Prober acknowledges that clinicians may be wary of engaging in “such contentious political arenas,” but calls on them to take these opportunities to provide evidence and best practices and get involved in other ways too.

Involvement may include something as simple as engaging in discussions with policymakers, to establishing rotations for pediatric residents or fellows “through school-based health clinics during which learners may be asked to attend a school board meeting to understand how they can better collaborate with local policymakers.”

Healthcare professionals should consider reaching out to board members and attending meetings, but school boards can take steps on their end to seek out the expertise of local health professionals too, Prober noted. School boards may “hardwire” advisory roles for health care professionals to take on tasks like reviewing proposed initiatives. Boards can pass provisions mandating that these roles be filled by those with specific experience, he continued.

“A productive relationship begins with clinicians investing time to understand the board’s workings and practicing active listening such that they may better aid in matters affecting health.
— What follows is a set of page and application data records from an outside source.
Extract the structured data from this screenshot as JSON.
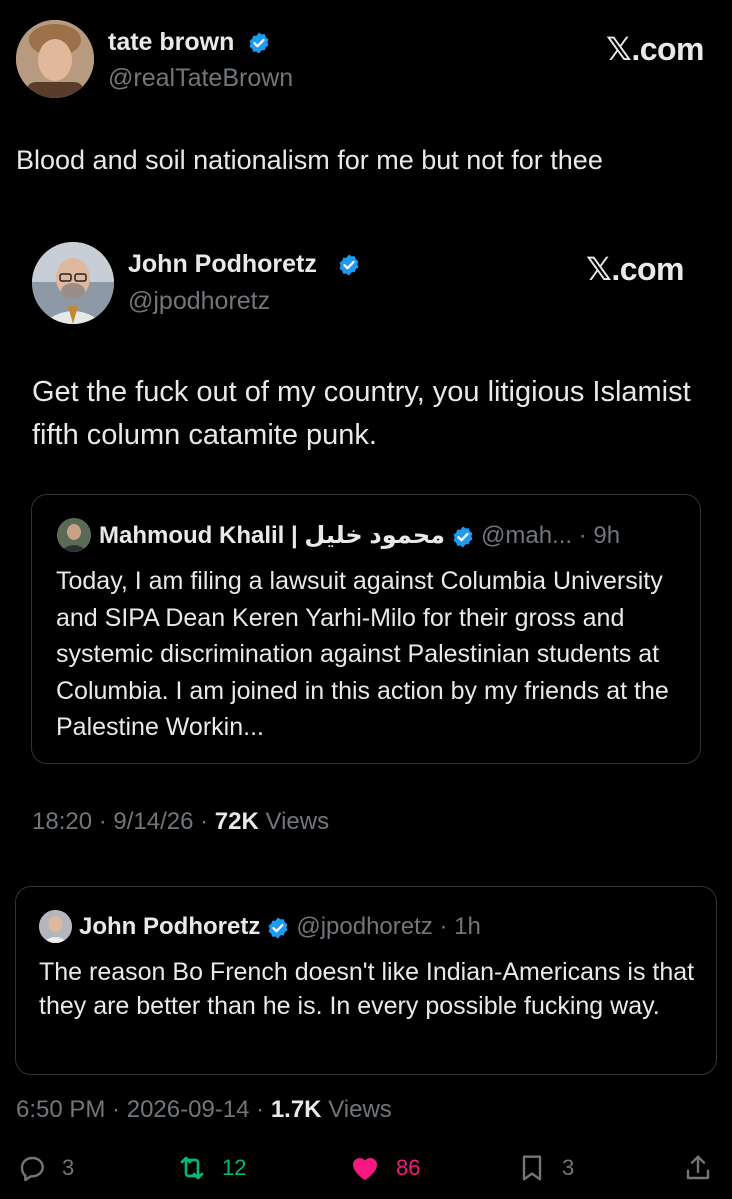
{
  "tweet": {
    "author_name": "tate brown",
    "author_handle": "@realTateBrown",
    "brand": "𝕏.com",
    "text": "Blood and soil nationalism for me but not for thee",
    "time": "6:50 PM",
    "date": "2026-09-14",
    "views_count": "1.7K",
    "views_label": "Views",
    "actions": {
      "replies": "3",
      "retweets": "12",
      "likes": "86",
      "bookmarks": "3"
    },
    "colors": {
      "retweet": "#00ba7c",
      "like": "#f91880",
      "verified": "#1d9bf0"
    }
  },
  "embedded": {
    "author_name": "John Podhoretz",
    "author_handle": "@jpodhoretz",
    "brand": "𝕏.com",
    "text": "Get the fuck out of my country, you litigious Islamist fifth column catamite punk.",
    "time": "18:20",
    "date": "9/14/26",
    "views_count": "72K",
    "views_label": "Views",
    "quote": {
      "author_name": "Mahmoud Khalil | محمود خليل",
      "author_handle": "@mah...",
      "age": "9h",
      "text": "Today, I am filing a lawsuit against Columbia University and SIPA Dean Keren Yarhi-Milo for their gross and systemic discrimination against Palestinian students at Columbia. I am joined in this action by my friends at the Palestine Workin..."
    }
  },
  "quote2": {
    "author_name": "John Podhoretz",
    "author_handle": "@jpodhoretz",
    "age": "1h",
    "text": "The reason Bo French doesn't like Indian-Americans is that they are better than he is. In every possible fucking way."
  }
}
Longitudinally, pediatricians should be at the forefront of advocating for equitable education and social policies ensuring equitable opportunity for young people,” Prober and his co-authors concluded. “Ultimately, while not a panacea, taking these steps may improve the translation of evidence from the bench to the bedside, to the school board room, and toward health-promoting policies for all students.”